Capital & Main recently looked at a spate of negative headlines about public pension funds, spurred by data that State Controller John Chiang released on his new public data site at ByTheNumbers.sco.ca.gov.
Chiang has served as Controller since 2006, acting as California’s Chief Fiscal Officer. He was recently elected as State Treasurer and will switch to that office next year.
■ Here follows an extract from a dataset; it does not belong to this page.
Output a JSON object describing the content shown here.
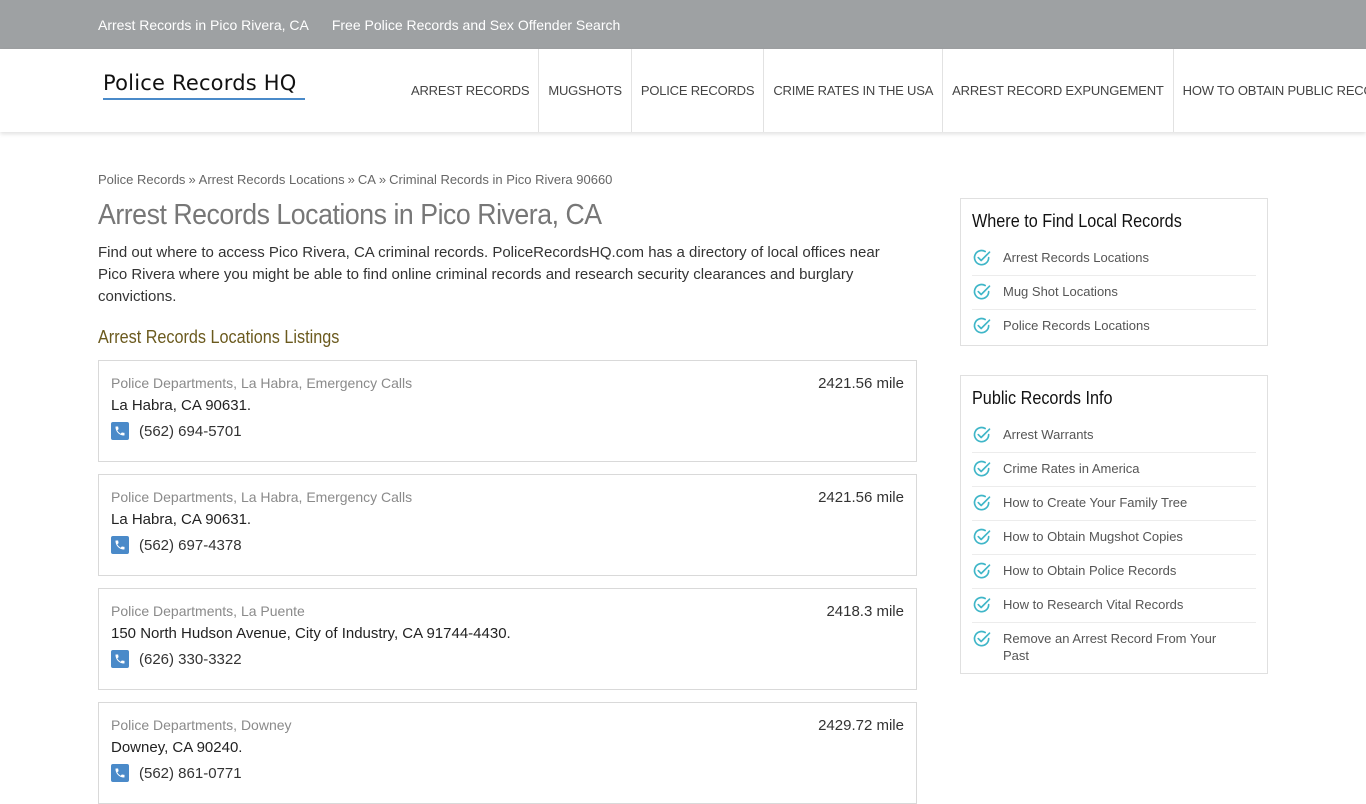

In both roles, Chiang sits on the Boards of Administration for the two largest public employee funds, California Public Employees’ Retirement System (CalPERS) and the California State Teachers’ Retirement System (CalSTRS).
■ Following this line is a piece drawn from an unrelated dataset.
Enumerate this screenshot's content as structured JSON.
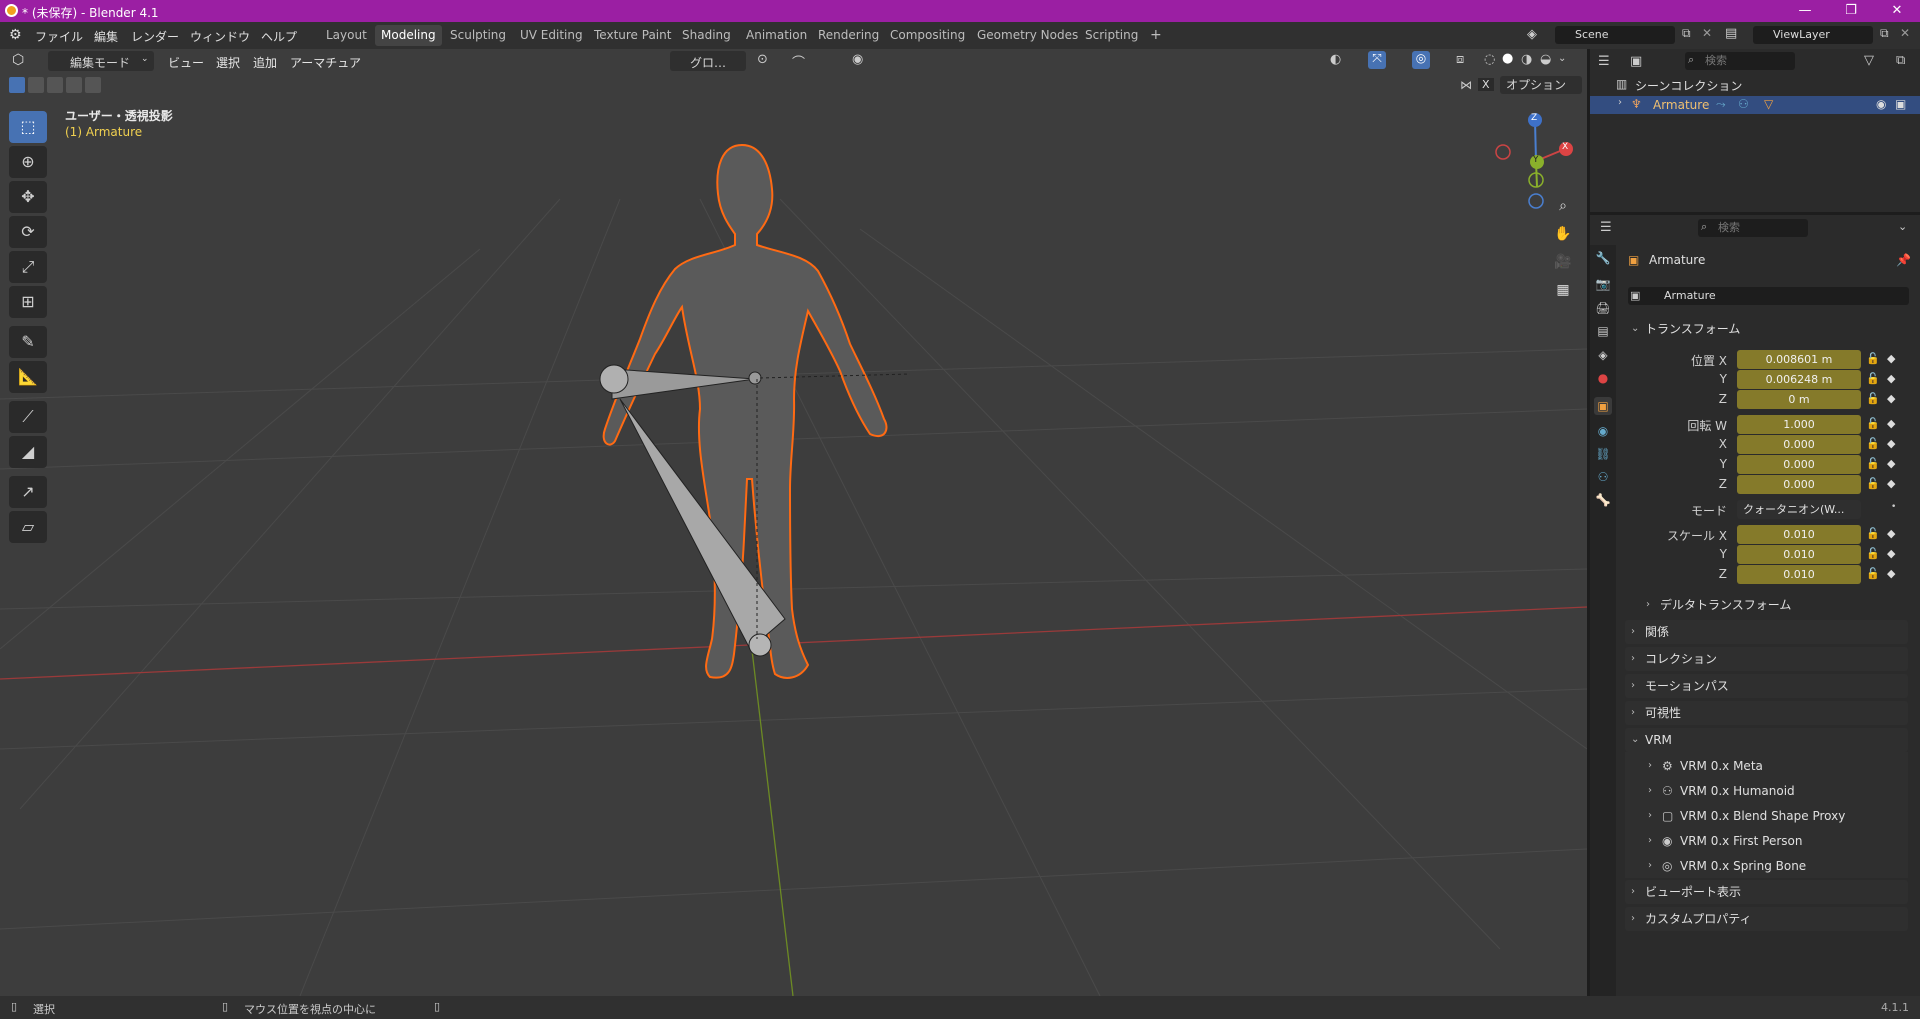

Capital & Main followed up with the Controller to ask about the state of pension systems in California and how those systems should be looking to the future.
The data you posted on your By the Numbers site led to many existing critics of pension saying “See?
“California pension funds are running dry,” warned a recent Los Angeles Times headline.
“The unfunded liability— that’s the difference between promised benefits and projected funds to fulfill those obligations — grew from about $6.3 billion in 2003 to a little more than $198 billion in 2013,” Santa Rosa’s Press Democrat chimed in, helpfully doing the math to point out that’s a 30-fold increase in 11 years.
“The system, in short, is completely, utterly broken,” concluded the Orange County Register.
Despite nothing significant changing in the retirement plans themselves, public employee pensions are back in the news, and apparently panic is in the air.